Bowie Master Plan Update
Bowie and Vicinity Area Master Plan Update
The long-awaited update of the 2006 Approved Master Plan for Bowie and Vicinity is now underway. On February 18, 2020, the Prince George’s County Council (District Council) approved CR-5-2020, initiating the update to the Master Plan. The District Council also approved the Goals, Concepts and Guidelines and a Public Participation Program for the project in CR-5-2020. The current schedule schedule for Master Plan production is below:
The Public Participation Program included interviews with key stakeholders and several public meetings in 2020. The City Council’s review process will begin with the release of the Preliminary Master Plan in mid-2021. The Bowie Advisory Planning Board (BAPB) will conduct a public hearing on the Preliminary Master Plan and make recommendations to City Council. The City Council will hold its own public hearing and worksessions regarding the Preliminary Master Plan prior to providing a position statement for the Joint Public Hearing of the County Planning Board and District Council in the fall of 2021.
Bowie Master Plan Existing Conditions Report
The Community Planning Division of The Maryland-National Capital Park and Planning Commission (M-NCPPC) recently posted the Existing Conditions Report prepared for the Bowie-Mitchellville & Vicinity Master Plan. An interactive, online version of the 296-page report is available online. Due to the large file size, an electronic copy of the entire report is not available.
Current Master Plan
Abstract: This document contains text and maps of the Approved Master Plan for Bowie and Vicinity and the Sectional Map Amendment for Planning Areas 71A, 71B, 74A, and 74B. This plan amends the 1991 Approved Master Plan and Adopted Sectional Map Amendment (SMA) for Bowie-Collington-Mitchellville and Vicinity, Planning Areas 71A, 71B, 74A, and 74B. It also amends the 2002 Prince George’s County Approved General Plan and other functional master plans.

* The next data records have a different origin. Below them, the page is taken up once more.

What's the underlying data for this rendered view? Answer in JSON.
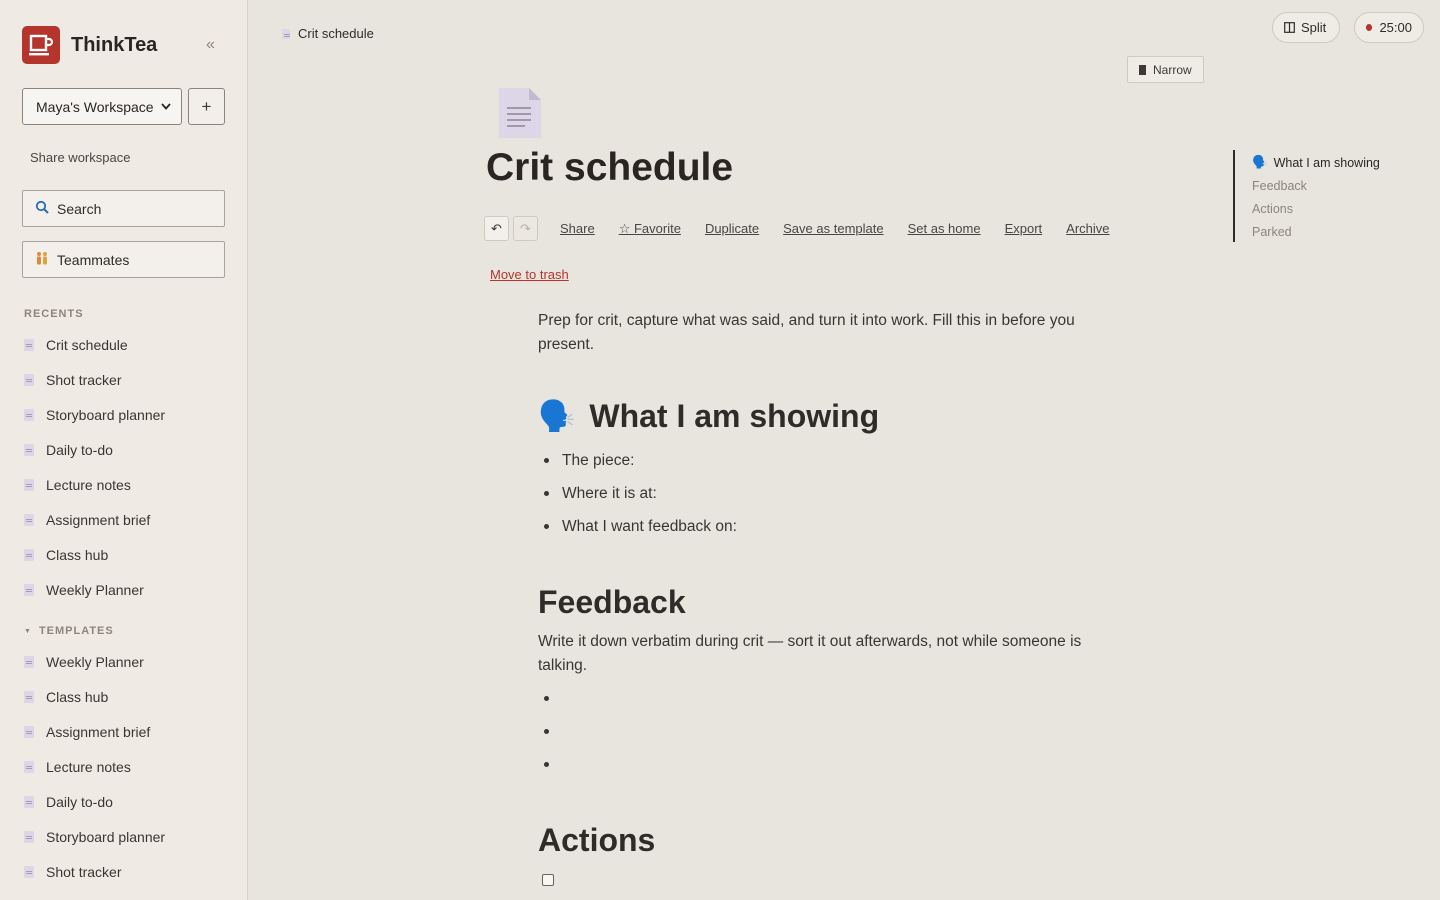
{
  "app": {
    "name": "ThinkTea",
    "collapse_icon": "«"
  },
  "workspace": {
    "name": "Maya's Workspace",
    "add_label": "+",
    "share_label": "Share workspace"
  },
  "sidebar": {
    "search_label": "Search",
    "teammates_label": "Teammates",
    "recents_title": "RECENTS",
    "recents": [
      "Crit schedule",
      "Shot tracker",
      "Storyboard planner",
      "Daily to-do",
      "Lecture notes",
      "Assignment brief",
      "Class hub",
      "Weekly Planner"
    ],
    "templates_title": "TEMPLATES",
    "templates": [
      "Weekly Planner",
      "Class hub",
      "Assignment brief",
      "Lecture notes",
      "Daily to-do",
      "Storyboard planner",
      "Shot tracker"
    ]
  },
  "topbar": {
    "breadcrumb": "Crit schedule",
    "split_label": "Split",
    "timer_label": "25:00",
    "narrow_label": "Narrow"
  },
  "document": {
    "title": "Crit schedule",
    "actions": [
      "Share",
      "☆ Favorite",
      "Duplicate",
      "Save as template",
      "Set as home",
      "Export",
      "Archive"
    ],
    "undo": "↶",
    "redo": "↷",
    "trash_label": "Move to trash",
    "intro": "Prep for crit, capture what was said, and turn it into work. Fill this in before you present.",
    "section1": {
      "emoji": "🗣️",
      "heading": "What I am showing",
      "bullets": [
        "The piece:",
        "Where it is at:",
        "What I want feedback on:"
      ]
    },
    "section2": {
      "heading": "Feedback",
      "text": "Write it down verbatim during crit — sort it out afterwards, not while someone is talking.",
      "bullets": [
        "",
        "",
        ""
      ]
    },
    "section3": {
      "heading": "Actions"
    }
  },
  "toc": {
    "items": [
      {
        "emoji": "🗣️",
        "label": "What I am showing"
      },
      {
        "label": "Feedback"
      },
      {
        "label": "Actions"
      },
      {
        "label": "Parked"
      }
    ]
  },
  "colors": {
    "accent": "#b5342b",
    "background": "#e8e5df",
    "sidebar": "#efebe4"
  }
}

This plan was developed primarily during a community-wide six-day planning charrette after consultation with citizen focus groups. The document provides visions, goals, background, policies and strategies for numerous planning elements. The Development Pattern element encourages the revitalization of Old Town Bowie and redevelopment of Bowie Main Street, West Bowie Village, and Pointer Ridge. These four existing commercial areas are designated as mixed-use activity centers suitable for a wide array of public, commercial, employment, and residential land uses. The plan recommends that ﬂexible zoning regulations be enacted to preserve rural character and sensitive environmental features. The Area-Wide Infrastructure element addresses the environment, transportation, schools, ﬁre, police, library, parks, and trails. The Community Character element addresses economic development, historic preservation, and scenic roads. Rural and Developing Tier boundaries designated in the 2002 General Plan and boundaries of the Bowie Regional Center are redeﬁned. Land use concepts and illustrative sketches are included that encourage development centered on a future transit hub in the Bowie Regional Center. A Development District Overlay Zone (DDOZ) containing a regulating matrix, design standards, and a table of uses are included to facilitate implementation of the plan’s land use recommendations for Old Town Bowie. The sectional map amendment implements the land use concepts in the master plan.
Master Plan Explained
For planning purposes, the County is divided into seven subregions, which are further divided into 36 planning areas. Each planning area is a fairly cohesive district that is typically bounded by a major highway, political boundary, and/or a natural border such as a stream valley. Master plans may be prepared for an individual planning area, group of planning areas, or entire subregions. Master plans provide specific recommendations on the environment, historic preservation, living areas and housing, commercial areas, employment areas, urban design, circulation and transportation (including highways and mass transit), and public facilities. Where appropriate, some plans may cover additional issues such as economic development and neighborhood revitalization. Master plans also address the adequacy of public facilities. Land use proposals are analyzed for their impact on schools, police, fire, rescue, libraries, health, parks, and trails. Recommendations are then made to correct any projected deficiencies of these public services and assets. In addition, an analysis of the balance between the proposed land uses and the proposed transportation system is undertaken. The master plans are the final authority on highway and mass transit right-of-way land reservations. The planned land uses become the basis for decisions on where new schools, fire stations, and other public facilities will be needed in the future. Master plans are also used to guide decisions on zoning change, special exceptions, and subdivision applications. Probably the most important function of the area master plans is that they are used as the basis for comprehensive rezoning (sectional map amendments).